◆ What this task involves ◆
Your reply should be the records below, duplicated exactly, with any picture removed.

[Stored data entries]

· · ·

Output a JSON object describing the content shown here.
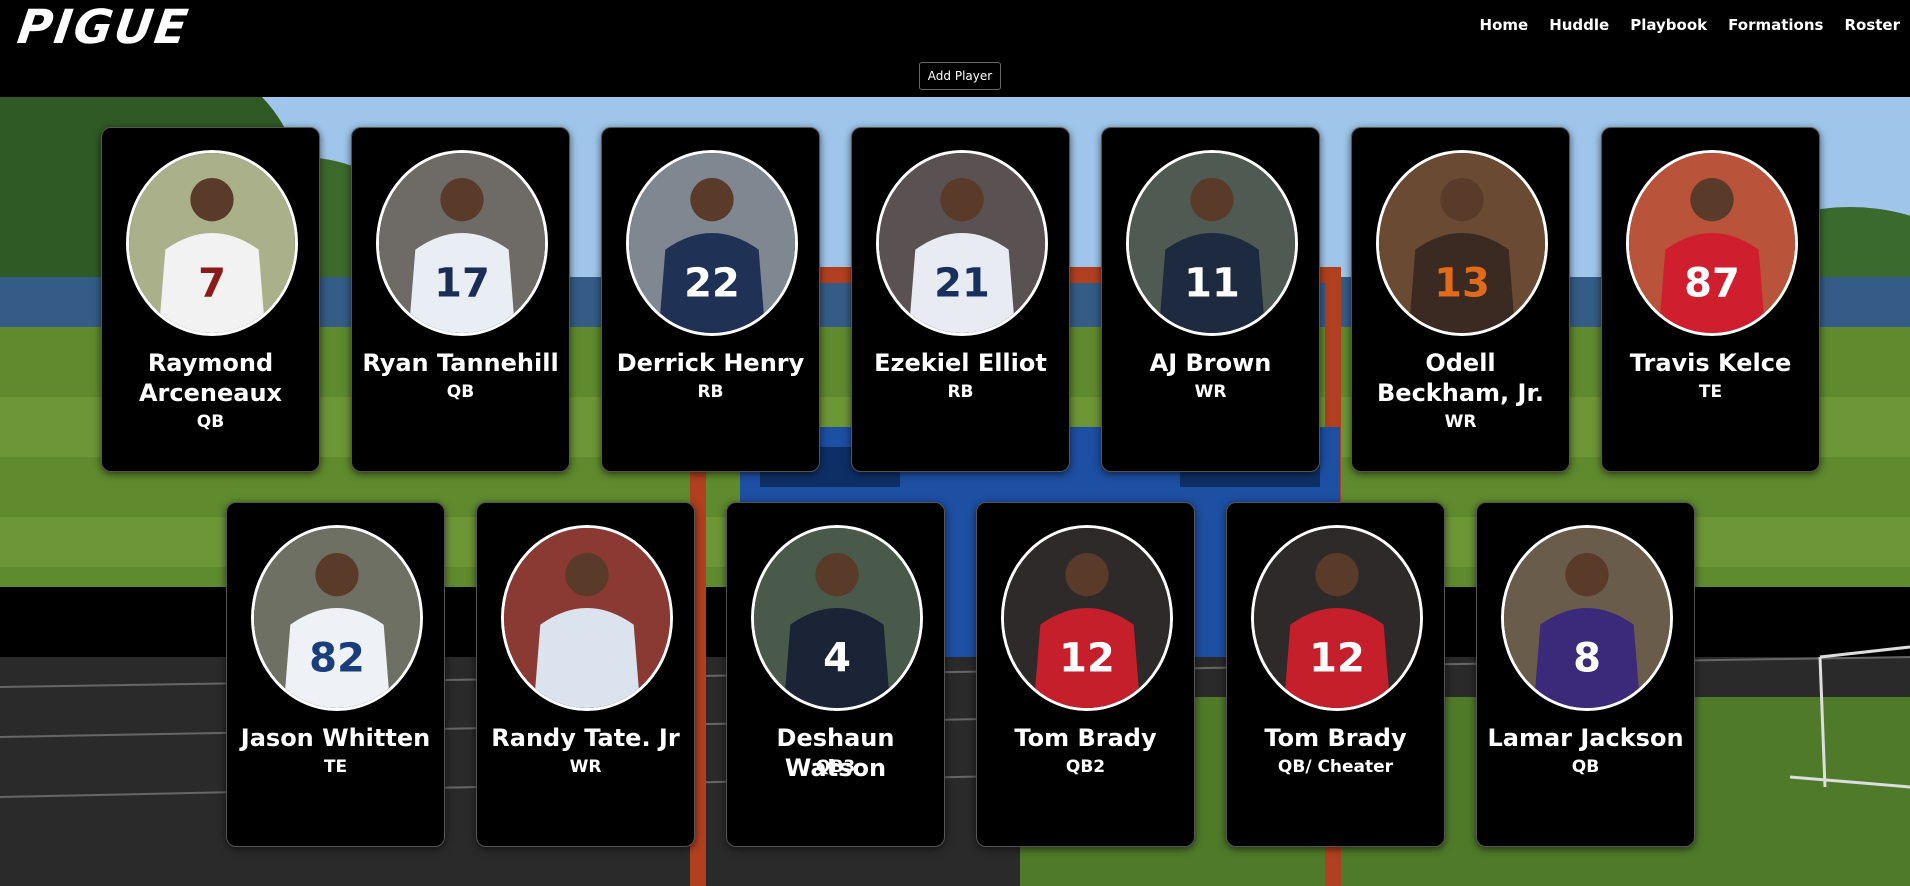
{
  "brand": {
    "logo_text": "PIGUE"
  },
  "nav": [
    {
      "label": "Home"
    },
    {
      "label": "Huddle"
    },
    {
      "label": "Playbook"
    },
    {
      "label": "Formations"
    },
    {
      "label": "Roster"
    }
  ],
  "actions": {
    "add_player_label": "Add Player"
  },
  "roster": [
    {
      "name": "Raymond Arceneaux",
      "position": "QB",
      "jersey": "7",
      "jersey_color": "#f2f2f2",
      "number_color": "#8b1a1a",
      "photo_bg": "#a9b08a"
    },
    {
      "name": "Ryan Tannehill",
      "position": "QB",
      "jersey": "17",
      "jersey_color": "#e9eef5",
      "number_color": "#1a2e55",
      "photo_bg": "#6e6a66"
    },
    {
      "name": "Derrick Henry",
      "position": "RB",
      "jersey": "22",
      "jersey_color": "#1f3154",
      "number_color": "#ffffff",
      "photo_bg": "#7f8790"
    },
    {
      "name": "Ezekiel Elliot",
      "position": "RB",
      "jersey": "21",
      "jersey_color": "#e8ecf2",
      "number_color": "#17305e",
      "photo_bg": "#5a5152"
    },
    {
      "name": "AJ Brown",
      "position": "WR",
      "jersey": "11",
      "jersey_color": "#1d2a3f",
      "number_color": "#ffffff",
      "photo_bg": "#4f5a52"
    },
    {
      "name": "Odell Beckham, Jr.",
      "position": "WR",
      "jersey": "13",
      "jersey_color": "#3a2a22",
      "number_color": "#e26b1b",
      "photo_bg": "#6a4a32"
    },
    {
      "name": "Travis Kelce",
      "position": "TE",
      "jersey": "87",
      "jersey_color": "#cf1f2e",
      "number_color": "#ffffff",
      "photo_bg": "#b9533a"
    },
    {
      "name": "Jason Whitten",
      "position": "TE",
      "jersey": "82",
      "jersey_color": "#eef1f6",
      "number_color": "#1a3d7c",
      "photo_bg": "#6f7064"
    },
    {
      "name": "Randy Tate. Jr",
      "position": "WR",
      "jersey": "",
      "jersey_color": "#dbe3ef",
      "number_color": "#ffffff",
      "photo_bg": "#8a3a32"
    },
    {
      "name": "Deshaun Watson",
      "position": "QB3",
      "jersey": "4",
      "jersey_color": "#1b2436",
      "number_color": "#ffffff",
      "photo_bg": "#4a5a4a"
    },
    {
      "name": "Tom Brady",
      "position": "QB2",
      "jersey": "12",
      "jersey_color": "#c41f2a",
      "number_color": "#ffffff",
      "photo_bg": "#2e2a2a"
    },
    {
      "name": "Tom Brady",
      "position": "QB/ Cheater",
      "jersey": "12",
      "jersey_color": "#c41f2a",
      "number_color": "#ffffff",
      "photo_bg": "#2e2a2a"
    },
    {
      "name": "Lamar Jackson",
      "position": "QB",
      "jersey": "8",
      "jersey_color": "#3b2a7a",
      "number_color": "#ffffff",
      "photo_bg": "#6a5c4a"
    }
  ],
  "colors": {
    "sky": "#9fc6ea",
    "grass": "#5f8a2e",
    "track": "#2a2a2a",
    "post": "#b0401f",
    "scoreboard": "#1d4fa3"
  },
  "icons": {
    "card_photo": "player-photo-icon"
  }
}
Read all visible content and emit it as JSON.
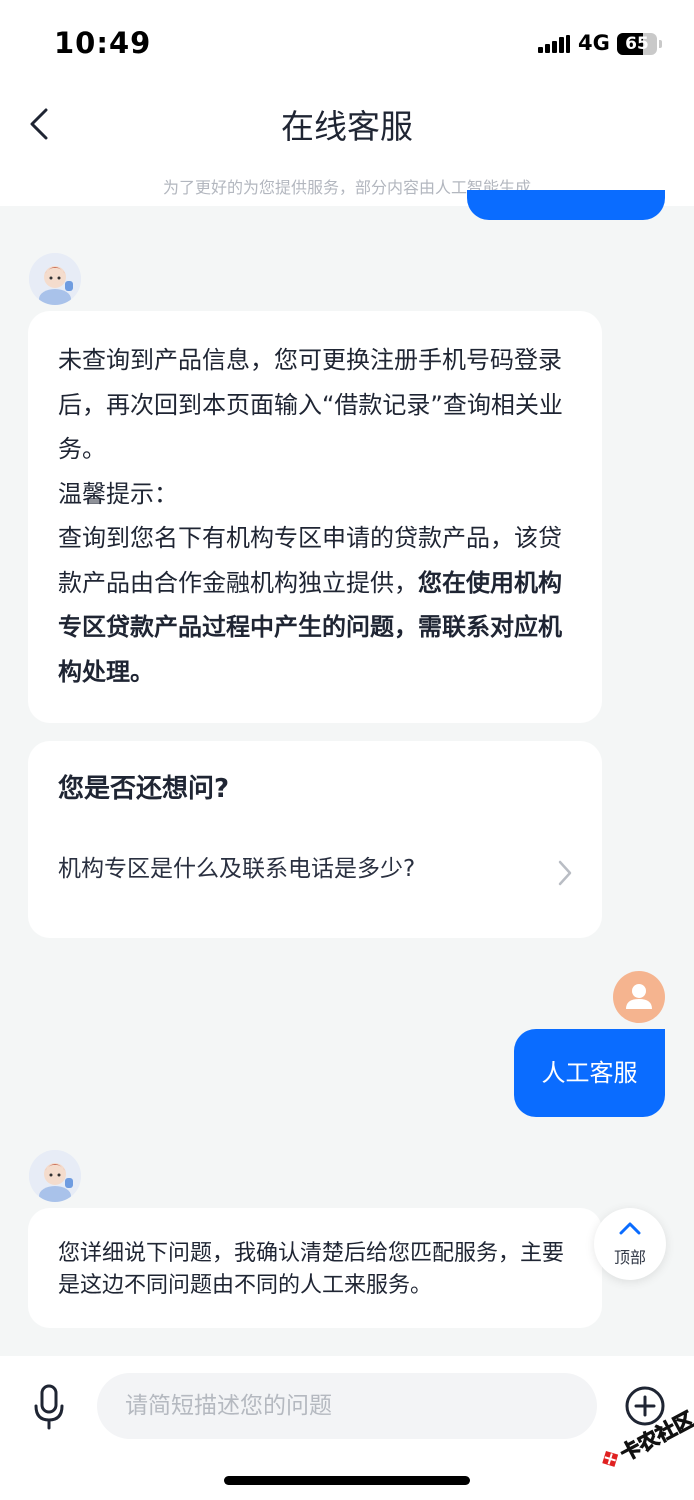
{
  "status_bar": {
    "time": "10:49",
    "network": "4G",
    "battery_percent": 65,
    "battery_label": "65"
  },
  "header": {
    "title": "在线客服",
    "subtitle": "为了更好的为您提供服务，部分内容由人工智能生成"
  },
  "messages": {
    "bot_reply_1": {
      "line_intro": "未查询到产品信息，您可更换注册手机号码登录后，再次回到本页面输入“借款记录”查询相关业务。",
      "tip_label": "温馨提示：",
      "tip_text": "查询到您名下有机构专区申请的贷款产品，该贷款产品由合作金融机构独立提供，",
      "tip_bold": "您在使用机构专区贷款产品过程中产生的问题，需联系对应机构处理。"
    },
    "suggestions": {
      "title": "您是否还想问?",
      "items": [
        "机构专区是什么及联系电话是多少?"
      ]
    },
    "user_message": "人工客服",
    "bot_reply_2": {
      "text": "您详细说下问题，我确认清楚后给您匹配服务，主要是这边不同问题由不同的人工来服务。"
    }
  },
  "top_button": {
    "label": "顶部"
  },
  "input_bar": {
    "placeholder": "请简短描述您的问题",
    "value": ""
  },
  "watermark": {
    "text": "卡农社区"
  },
  "colors": {
    "accent": "#0a6cff",
    "background": "#f4f6f6",
    "user_avatar": "#f5b48f"
  },
  "icons": [
    "chevron-left-icon",
    "chevron-right-icon",
    "chevron-up-icon",
    "microphone-icon",
    "plus-circle-icon",
    "bot-avatar",
    "user-avatar"
  ]
}
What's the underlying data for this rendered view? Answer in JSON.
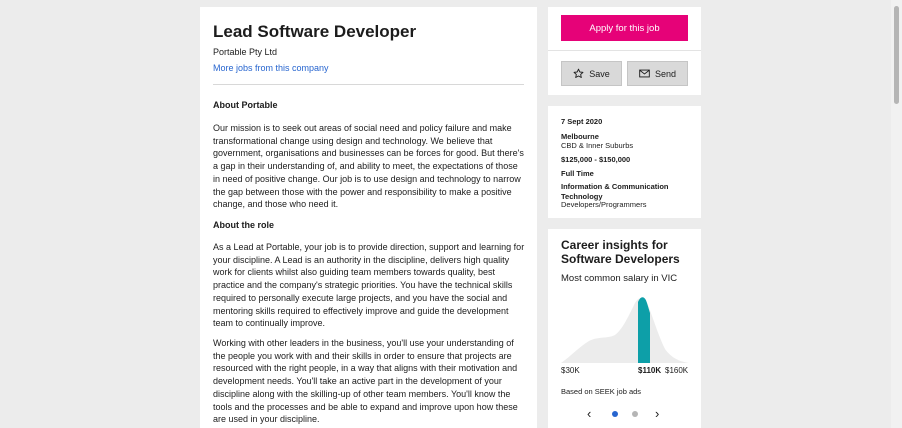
{
  "job": {
    "title": "Lead Software Developer",
    "company": "Portable Pty Ltd",
    "more_jobs_link": "More jobs from this company"
  },
  "description": {
    "heading_about": "About Portable",
    "about_text": "Our mission is to seek out areas of social need and policy failure and make transformational change using design and technology. We believe that government, organisations and businesses can be forces for good. But there's a gap in their understanding of, and ability to meet, the expectations of those in need of positive change. Our job is to use design and technology to narrow the gap between those with the power and responsibility to make a positive change, and those who need it.",
    "heading_role": "About the role",
    "role_text_1": "As a Lead at Portable, your job is to provide direction, support and learning for your discipline. A Lead is an authority in the discipline, delivers high quality work for clients whilst also guiding team members towards quality, best practice and the company's strategic priorities. You have the technical skills required to personally execute large projects, and you have the social and mentoring skills required to effectively improve and guide the development team to continually improve.",
    "role_text_2": "Working with other leaders in the business, you'll use your understanding of the people you work with and their skills in order to ensure that projects are resourced with the right people, in a way that aligns with their motivation and development needs. You'll take an active part in the development of your discipline along with the skilling-up of other team members. You'll know the tools and the processes and be able to expand and improve upon how these are used in your discipline."
  },
  "actions": {
    "apply_label": "Apply for this job",
    "save_label": "Save",
    "send_label": "Send"
  },
  "details": {
    "date": "7 Sept 2020",
    "location": "Melbourne",
    "area": "CBD & Inner Suburbs",
    "salary": "$125,000 - $150,000",
    "work_type": "Full Time",
    "classification": "Information & Communication Technology",
    "sub_classification": "Developers/Programmers"
  },
  "insights": {
    "title": "Career insights for Software Developers",
    "subtitle": "Most common salary in VIC",
    "min_label": "$30K",
    "common_label": "$110K",
    "max_label": "$160K",
    "basis": "Based on SEEK job ads",
    "carousel": {
      "total": 2,
      "active_index": 0
    }
  },
  "colors": {
    "brand": "#e60278",
    "link": "#2765cf",
    "highlight": "#0d9fa8",
    "distribution": "#ececec"
  }
}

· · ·

◆ Exercise response ◆
Output a JSON object describing the content shown here.
{
  "brand": {
    "logo_text": "PIGUE"
  },
  "nav": [
    {
      "label": "Home"
    },
    {
      "label": "Huddle"
    },
    {
      "label": "Playbook"
    },
    {
      "label": "Formations"
    },
    {
      "label": "Roster"
    }
  ],
  "actions": {
    "add_player_label": "Add Player"
  },
  "roster": [
    {
      "name": "Raymond Arceneaux",
      "position": "QB",
      "jersey": "7",
      "jersey_color": "#f2f2f2",
      "number_color": "#8b1a1a",
      "photo_bg": "#a9b08a"
    },
    {
      "name": "Ryan Tannehill",
      "position": "QB",
      "jersey": "17",
      "jersey_color": "#e9eef5",
      "number_color": "#1a2e55",
      "photo_bg": "#6e6a66"
    },
    {
      "name": "Derrick Henry",
      "position": "RB",
      "jersey": "22",
      "jersey_color": "#1f3154",
      "number_color": "#ffffff",
      "photo_bg": "#7f8790"
    },
    {
      "name": "Ezekiel Elliot",
      "position": "RB",
      "jersey": "21",
      "jersey_color": "#e8ecf2",
      "number_color": "#17305e",
      "photo_bg": "#5a5152"
    },
    {
      "name": "AJ Brown",
      "position": "WR",
      "jersey": "11",
      "jersey_color": "#1d2a3f",
      "number_color": "#ffffff",
      "photo_bg": "#4f5a52"
    },
    {
      "name": "Odell Beckham, Jr.",
      "position": "WR",
      "jersey": "13",
      "jersey_color": "#3a2a22",
      "number_color": "#e26b1b",
      "photo_bg": "#6a4a32"
    },
    {
      "name": "Travis Kelce",
      "position": "TE",
      "jersey": "87",
      "jersey_color": "#cf1f2e",
      "number_color": "#ffffff",
      "photo_bg": "#b9533a"
    },
    {
      "name": "Jason Whitten",
      "position": "TE",
      "jersey": "82",
      "jersey_color": "#eef1f6",
      "number_color": "#1a3d7c",
      "photo_bg": "#6f7064"
    },
    {
      "name": "Randy Tate. Jr",
      "position": "WR",
      "jersey": "",
      "jersey_color": "#dbe3ef",
      "number_color": "#ffffff",
      "photo_bg": "#8a3a32"
    },
    {
      "name": "Deshaun Watson",
      "position": "QB3",
      "jersey": "4",
      "jersey_color": "#1b2436",
      "number_color": "#ffffff",
      "photo_bg": "#4a5a4a"
    },
    {
      "name": "Tom Brady",
      "position": "QB2",
      "jersey": "12",
      "jersey_color": "#c41f2a",
      "number_color": "#ffffff",
      "photo_bg": "#2e2a2a"
    },
    {
      "name": "Tom Brady",
      "position": "QB/ Cheater",
      "jersey": "12",
      "jersey_color": "#c41f2a",
      "number_color": "#ffffff",
      "photo_bg": "#2e2a2a"
    },
    {
      "name": "Lamar Jackson",
      "position": "QB",
      "jersey": "8",
      "jersey_color": "#3b2a7a",
      "number_color": "#ffffff",
      "photo_bg": "#6a5c4a"
    }
  ],
  "colors": {
    "sky": "#9fc6ea",
    "grass": "#5f8a2e",
    "track": "#2a2a2a",
    "post": "#b0401f",
    "scoreboard": "#1d4fa3"
  },
  "icons": {
    "card_photo": "player-photo-icon"
  }
}
Read all visible content and emit it as JSON.
{
  "status_bar": {
    "time": "10:49",
    "network": "4G",
    "battery_percent": 65,
    "battery_label": "65"
  },
  "header": {
    "title": "在线客服",
    "subtitle": "为了更好的为您提供服务，部分内容由人工智能生成"
  },
  "messages": {
    "bot_reply_1": {
      "line_intro": "未查询到产品信息，您可更换注册手机号码登录后，再次回到本页面输入“借款记录”查询相关业务。",
      "tip_label": "温馨提示：",
      "tip_text": "查询到您名下有机构专区申请的贷款产品，该贷款产品由合作金融机构独立提供，",
      "tip_bold": "您在使用机构专区贷款产品过程中产生的问题，需联系对应机构处理。"
    },
    "suggestions": {
      "title": "您是否还想问?",
      "items": [
        "机构专区是什么及联系电话是多少?"
      ]
    },
    "user_message": "人工客服",
    "bot_reply_2": {
      "text": "您详细说下问题，我确认清楚后给您匹配服务，主要是这边不同问题由不同的人工来服务。"
    }
  },
  "top_button": {
    "label": "顶部"
  },
  "input_bar": {
    "placeholder": "请简短描述您的问题",
    "value": ""
  },
  "watermark": {
    "text": "卡农社区"
  },
  "colors": {
    "accent": "#0a6cff",
    "background": "#f4f6f6",
    "user_avatar": "#f5b48f"
  },
  "icons": [
    "chevron-left-icon",
    "chevron-right-icon",
    "chevron-up-icon",
    "microphone-icon",
    "plus-circle-icon",
    "bot-avatar",
    "user-avatar"
  ]
}
What's the underlying data for this rendered view? Answer in JSON.
{
  "job": {
    "title": "Lead Software Developer",
    "company": "Portable Pty Ltd",
    "more_jobs_link": "More jobs from this company"
  },
  "description": {
    "heading_about": "About Portable",
    "about_text": "Our mission is to seek out areas of social need and policy failure and make transformational change using design and technology. We believe that government, organisations and businesses can be forces for good. But there's a gap in their understanding of, and ability to meet, the expectations of those in need of positive change. Our job is to use design and technology to narrow the gap between those with the power and responsibility to make a positive change, and those who need it.",
    "heading_role": "About the role",
    "role_text_1": "As a Lead at Portable, your job is to provide direction, support and learning for your discipline. A Lead is an authority in the discipline, delivers high quality work for clients whilst also guiding team members towards quality, best practice and the company's strategic priorities. You have the technical skills required to personally execute large projects, and you have the social and mentoring skills required to effectively improve and guide the development team to continually improve.",
    "role_text_2": "Working with other leaders in the business, you'll use your understanding of the people you work with and their skills in order to ensure that projects are resourced with the right people, in a way that aligns with their motivation and development needs. You'll take an active part in the development of your discipline along with the skilling-up of other team members. You'll know the tools and the processes and be able to expand and improve upon how these are used in your discipline."
  },
  "actions": {
    "apply_label": "Apply for this job",
    "save_label": "Save",
    "send_label": "Send"
  },
  "details": {
    "date": "7 Sept 2020",
    "location": "Melbourne",
    "area": "CBD & Inner Suburbs",
    "salary": "$125,000 - $150,000",
    "work_type": "Full Time",
    "classification": "Information & Communication Technology",
    "sub_classification": "Developers/Programmers"
  },
  "insights": {
    "title": "Career insights for Software Developers",
    "subtitle": "Most common salary in VIC",
    "min_label": "$30K",
    "common_label": "$110K",
    "max_label": "$160K",
    "basis": "Based on SEEK job ads",
    "carousel": {
      "total": 2,
      "active_index": 0
    }
  },
  "colors": {
    "brand": "#e60278",
    "link": "#2765cf",
    "highlight": "#0d9fa8",
    "distribution": "#ececec"
  }
}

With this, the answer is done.